**Exercise requirements:** The records that follow are to be copied word for word. Pictures should be omitted.

**Items from an interface collection:**
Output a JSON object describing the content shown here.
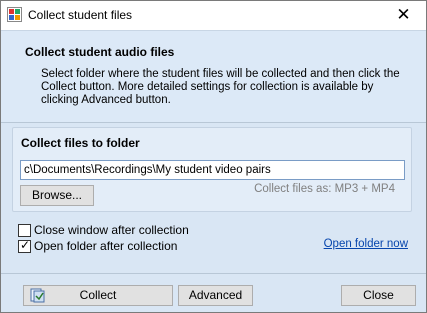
{
  "window": {
    "title": "Collect student files",
    "icon": "app-icon",
    "close_glyph": "✕"
  },
  "header": {
    "title": "Collect student audio files",
    "description": "Select folder where the student files will be collected and then click the Collect button. More detailed settings for collection is available by clicking Advanced button."
  },
  "folder_group": {
    "title": "Collect files to folder",
    "path_value": "c\\Documents\\Recordings\\My student video pairs",
    "browse_label": "Browse...",
    "collect_as_text": "Collect files as: MP3 + MP4"
  },
  "options": {
    "close_window": {
      "label": "Close window after collection",
      "checked": false
    },
    "open_folder": {
      "label": "Open folder after collection",
      "checked": true
    },
    "open_folder_link": "Open folder now"
  },
  "footer": {
    "collect_label": "Collect",
    "advanced_label": "Advanced",
    "close_label": "Close"
  },
  "colors": {
    "accent": "#0645ad",
    "panel": "#d9e6f4",
    "group_bg": "#e3edf8",
    "button_bg": "#e1e1e1"
  }
}
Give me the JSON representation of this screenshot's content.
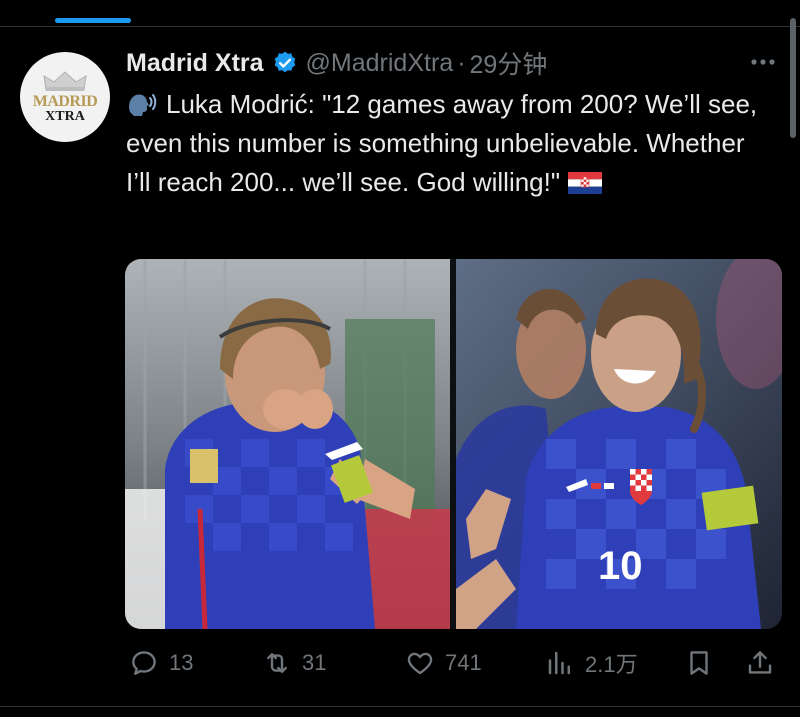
{
  "tweet": {
    "author_name": "Madrid Xtra",
    "handle": "@MadridXtra",
    "separator": "·",
    "time": "29分钟",
    "avatar_logo_top": "MADRID",
    "avatar_logo_bottom": "XTRA",
    "text": "Luka Modrić: \"12 games away from 200? We’ll see, even this number is something unbelievable. Whether I’ll reach 200... we’ll see. God willing!\"",
    "text_prefix_icon": "speaking-head-icon",
    "text_suffix_icon": "croatia-flag-icon"
  },
  "media": {
    "photo_left": {
      "shirt_badge": "",
      "armband": ""
    },
    "photo_right": {
      "shirt_number": "10"
    }
  },
  "actions": {
    "replies": "13",
    "retweets": "31",
    "likes": "741",
    "views": "2.1万"
  },
  "colors": {
    "background": "#000000",
    "primary_text": "#e7e9ea",
    "secondary_text": "#71767b",
    "accent": "#1d9bf0",
    "croatia_blue": "#1c2fb5"
  }
}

**Written solution:**
Output a JSON object describing the content shown here.
{
  "window": {
    "title": "Collect student files",
    "icon": "app-icon",
    "close_glyph": "✕"
  },
  "header": {
    "title": "Collect student audio files",
    "description": "Select folder where the student files will be collected and then click the Collect button. More detailed settings for collection is available by clicking Advanced button."
  },
  "folder_group": {
    "title": "Collect files to folder",
    "path_value": "c\\Documents\\Recordings\\My student video pairs",
    "browse_label": "Browse...",
    "collect_as_text": "Collect files as: MP3 + MP4"
  },
  "options": {
    "close_window": {
      "label": "Close window after collection",
      "checked": false
    },
    "open_folder": {
      "label": "Open folder after collection",
      "checked": true
    },
    "open_folder_link": "Open folder now"
  },
  "footer": {
    "collect_label": "Collect",
    "advanced_label": "Advanced",
    "close_label": "Close"
  },
  "colors": {
    "accent": "#0645ad",
    "panel": "#d9e6f4",
    "group_bg": "#e3edf8",
    "button_bg": "#e1e1e1"
  }
}
Give me the JSON representation of this screenshot's content.
{
  "tweet": {
    "author_name": "Madrid Xtra",
    "handle": "@MadridXtra",
    "separator": "·",
    "time": "29分钟",
    "avatar_logo_top": "MADRID",
    "avatar_logo_bottom": "XTRA",
    "text": "Luka Modrić: \"12 games away from 200? We’ll see, even this number is something unbelievable. Whether I’ll reach 200... we’ll see. God willing!\"",
    "text_prefix_icon": "speaking-head-icon",
    "text_suffix_icon": "croatia-flag-icon"
  },
  "media": {
    "photo_left": {
      "shirt_badge": "",
      "armband": ""
    },
    "photo_right": {
      "shirt_number": "10"
    }
  },
  "actions": {
    "replies": "13",
    "retweets": "31",
    "likes": "741",
    "views": "2.1万"
  },
  "colors": {
    "background": "#000000",
    "primary_text": "#e7e9ea",
    "secondary_text": "#71767b",
    "accent": "#1d9bf0",
    "croatia_blue": "#1c2fb5"
  }
}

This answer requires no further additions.